I’m Linley Dixon, Senior Scientist with The Cornucopia Institute. I own a 5-acre farm in
Durango, Colorado with my husband and brother who both farm full time. In southwest
Colorado, there is a strong young farmer movement. We have a local chapter of the National
Young Farmers Coalition and Rocky Mountain Farmers Union. The farmers are marketing
and distributing together through a farmer-owned cooperative.
But organics has a problem. Some of our farmers and ranchers don’t want to get certified,
even though their practices are in line with the standards. They say organic has lost its
meaning. The standards don’t represent the way they farm.
The organic label currently provides little added value. The wholesale prices for organic
crops are so low that there is little market incentive for farmers to become certified.
Industrial hydroponic operations have flooded the organic market for our highest value
crops – tomatoes, peppers, cucumbers, basil, and greens.
Real organic poultry producers have already left organic for pasture-based labels. Real
organic dairy farmers are failing as we speak because of the lack of enforcement of pasture
requirements and origin of livestock.
History has shown that during farm crises, industrial operations actually increase
production so they will control the market after the crisis. Aurora is building another
factory farm in Colorado and a processing facility in Missouri, while Horizon is lowering
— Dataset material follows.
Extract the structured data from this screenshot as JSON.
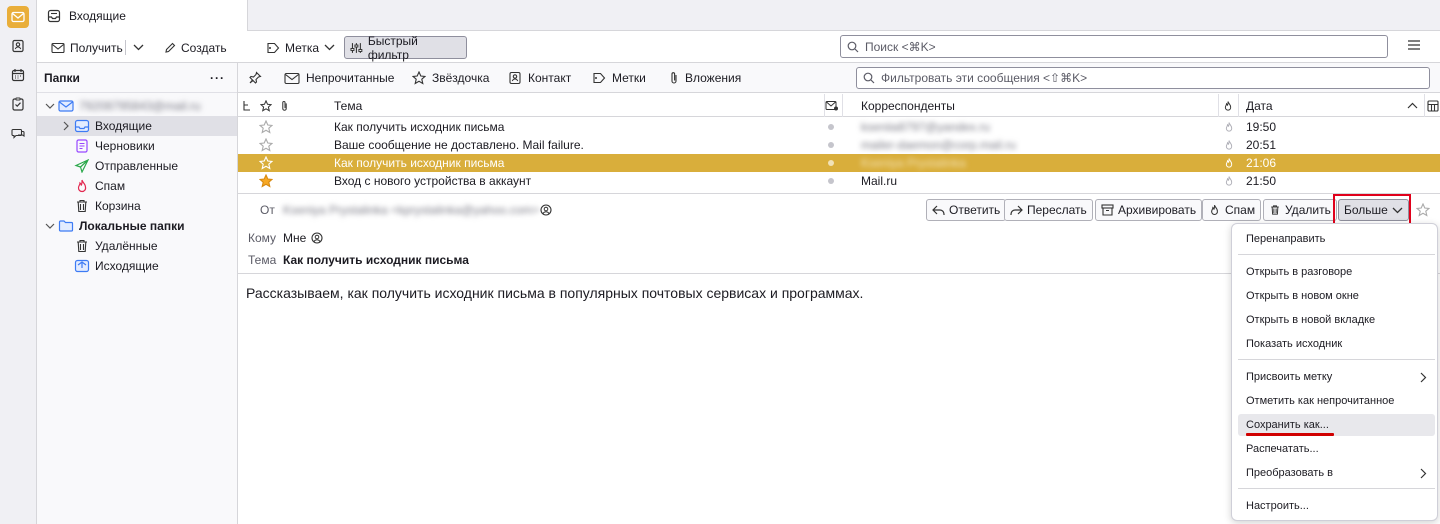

prices and dropping contracts with family-scale dairies in several states.
Fraudulent organic grain imports are directly related to the quick rise of domestic organic
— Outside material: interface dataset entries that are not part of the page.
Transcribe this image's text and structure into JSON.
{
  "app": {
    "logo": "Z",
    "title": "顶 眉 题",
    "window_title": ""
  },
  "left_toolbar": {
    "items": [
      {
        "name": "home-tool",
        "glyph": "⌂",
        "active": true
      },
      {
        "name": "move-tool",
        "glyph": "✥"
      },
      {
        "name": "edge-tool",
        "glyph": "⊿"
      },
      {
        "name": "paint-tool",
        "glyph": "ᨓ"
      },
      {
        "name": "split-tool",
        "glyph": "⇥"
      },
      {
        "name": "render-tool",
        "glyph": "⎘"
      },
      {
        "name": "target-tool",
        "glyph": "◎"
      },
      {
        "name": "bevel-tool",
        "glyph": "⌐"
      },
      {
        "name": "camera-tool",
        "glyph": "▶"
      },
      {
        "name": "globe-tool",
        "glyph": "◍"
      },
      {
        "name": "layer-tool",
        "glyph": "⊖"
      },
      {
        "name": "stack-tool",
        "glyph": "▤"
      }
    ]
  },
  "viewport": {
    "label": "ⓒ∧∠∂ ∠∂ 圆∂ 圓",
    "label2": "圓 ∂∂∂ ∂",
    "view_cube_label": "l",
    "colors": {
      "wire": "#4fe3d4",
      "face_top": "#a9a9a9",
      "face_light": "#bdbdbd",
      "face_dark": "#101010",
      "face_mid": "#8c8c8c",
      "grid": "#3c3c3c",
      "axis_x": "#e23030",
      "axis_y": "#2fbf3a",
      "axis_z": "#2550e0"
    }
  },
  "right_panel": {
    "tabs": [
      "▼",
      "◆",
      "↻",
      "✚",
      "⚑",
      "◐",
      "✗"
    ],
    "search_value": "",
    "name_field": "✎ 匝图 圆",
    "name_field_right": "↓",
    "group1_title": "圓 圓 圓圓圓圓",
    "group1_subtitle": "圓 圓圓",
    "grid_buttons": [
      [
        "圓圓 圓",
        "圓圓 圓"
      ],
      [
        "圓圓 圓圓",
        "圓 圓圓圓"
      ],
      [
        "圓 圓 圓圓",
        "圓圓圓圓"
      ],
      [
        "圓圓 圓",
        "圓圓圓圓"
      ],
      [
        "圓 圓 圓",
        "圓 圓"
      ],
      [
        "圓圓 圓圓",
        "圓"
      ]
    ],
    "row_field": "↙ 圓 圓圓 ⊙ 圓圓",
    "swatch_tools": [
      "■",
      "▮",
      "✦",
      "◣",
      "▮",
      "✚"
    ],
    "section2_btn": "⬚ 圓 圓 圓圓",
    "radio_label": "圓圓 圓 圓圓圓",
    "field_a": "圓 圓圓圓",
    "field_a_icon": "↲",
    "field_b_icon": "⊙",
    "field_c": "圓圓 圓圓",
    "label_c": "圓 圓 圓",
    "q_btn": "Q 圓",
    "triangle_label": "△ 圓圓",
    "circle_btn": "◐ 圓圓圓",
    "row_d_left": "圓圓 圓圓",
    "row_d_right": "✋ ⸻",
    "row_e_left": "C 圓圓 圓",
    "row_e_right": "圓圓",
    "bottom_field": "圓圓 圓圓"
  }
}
factory farms that are thriving on large amounts of cheap organic grain.
But, for the first time, there is a ray of hope. The Real Organic Project is a fervent effort to
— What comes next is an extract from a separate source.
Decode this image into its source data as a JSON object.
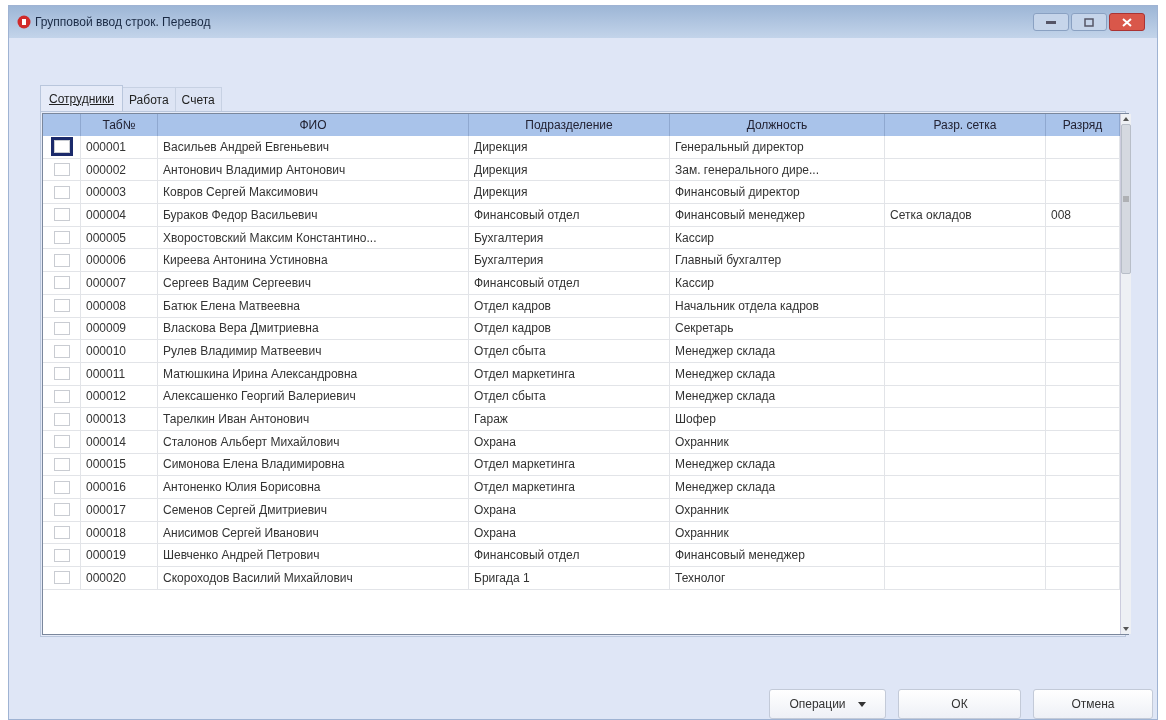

keep soil- and pasture-centric farms part of the organic label before industrial operations
have squeezed them out.
The aim is to rebuild public trust in organic; to inspire new farmers and consumers into the
organic market; to bring transparency back to the organic label; to bring production
practices back into compliance with OFPA and fill gaps where the organic standards have
This label would not be necessary if farmers felt the current NOSB process of continuous
improvement was working, if the NOP assurance of a level playing field was enforced. There
is a deep feeling of frustration and earnestness to save the family farm that the organic label
brought back to life in the first place.
I see the Real Organic Project as an opportunity to tell our organic story again; to remind
consumers that organic was built by family farms and that they are still overseeing the
success of the label; to inspire the next generation of farmers and eaters to be part of
After all, the people leading the Real Organic Project are the same people who built the
organic movement the first time around. These are farmers that welcome unannounced
visits to their farm and offer full transparency in their practices. It’s time to insist on these
Real Organic ideals again – together.